Red cabbage is my reminder, today, of our deep-seated need to tend the flame of color, even as winter’s consuming breath tries to extinguish it from the landscape.
Could there be any vegetable color so rich, so passionate, as this lucid purple, this nearly perfect fusion of red and blue?
And color’s just the blush of wonder, for it so often resides in layers, revealed only to one who cares to see deeply, generously. Cabbage does not disappoint.
Thick pinnate veins suggest distinct leaves wrap the hefty sphere. Only the satisfying “chunk!” of cleaving reveals the true wonder of the layering—a compound spiral maze* of folded fetal forms.
Peel it and the leaves seem distinct, but when you trace one’s cross section, it looks for all the world like one continuous, wrapping sheet. Can you follow one leaf from fat center node all the way to its edge?
Is such beauty too good to eat? Perhaps, but for bringing still more senses to play in this game of appreciating everyday miracles. There’s cool, crunchy, slightly peppery wonder in that too.
*There are many types of spirals to be found in Nature.

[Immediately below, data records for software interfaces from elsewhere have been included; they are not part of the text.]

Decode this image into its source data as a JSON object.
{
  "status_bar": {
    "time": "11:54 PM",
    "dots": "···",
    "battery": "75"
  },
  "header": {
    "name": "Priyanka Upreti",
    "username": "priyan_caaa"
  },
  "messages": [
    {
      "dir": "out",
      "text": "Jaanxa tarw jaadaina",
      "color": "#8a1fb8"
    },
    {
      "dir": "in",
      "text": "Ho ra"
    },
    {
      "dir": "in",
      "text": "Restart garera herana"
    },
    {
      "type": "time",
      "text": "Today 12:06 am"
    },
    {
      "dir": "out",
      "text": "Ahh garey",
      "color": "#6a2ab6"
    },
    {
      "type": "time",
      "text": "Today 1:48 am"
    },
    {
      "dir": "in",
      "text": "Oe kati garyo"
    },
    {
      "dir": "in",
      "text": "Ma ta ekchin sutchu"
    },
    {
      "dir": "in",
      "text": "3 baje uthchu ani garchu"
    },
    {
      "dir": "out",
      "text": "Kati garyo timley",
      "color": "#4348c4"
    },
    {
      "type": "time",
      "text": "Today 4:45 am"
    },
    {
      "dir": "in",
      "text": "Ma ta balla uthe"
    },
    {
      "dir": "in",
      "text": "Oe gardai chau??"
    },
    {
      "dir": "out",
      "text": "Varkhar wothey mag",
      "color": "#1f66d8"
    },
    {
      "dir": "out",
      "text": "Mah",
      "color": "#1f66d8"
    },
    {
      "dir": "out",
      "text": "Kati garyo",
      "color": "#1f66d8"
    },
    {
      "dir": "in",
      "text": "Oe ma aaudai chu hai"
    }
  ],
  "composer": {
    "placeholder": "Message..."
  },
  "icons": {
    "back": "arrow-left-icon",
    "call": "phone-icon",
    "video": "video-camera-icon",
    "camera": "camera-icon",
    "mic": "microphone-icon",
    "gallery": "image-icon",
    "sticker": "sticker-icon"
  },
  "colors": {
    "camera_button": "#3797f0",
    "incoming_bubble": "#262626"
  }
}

Red cabbage’s pattern is a compound spiral following what’s called the Fibonacci ratio, whose sequence runs 1, 1, 2, 3, 5, 8, 13... (each subsequent number being the sum of the two preceding ones).
See more of Nature's spirals.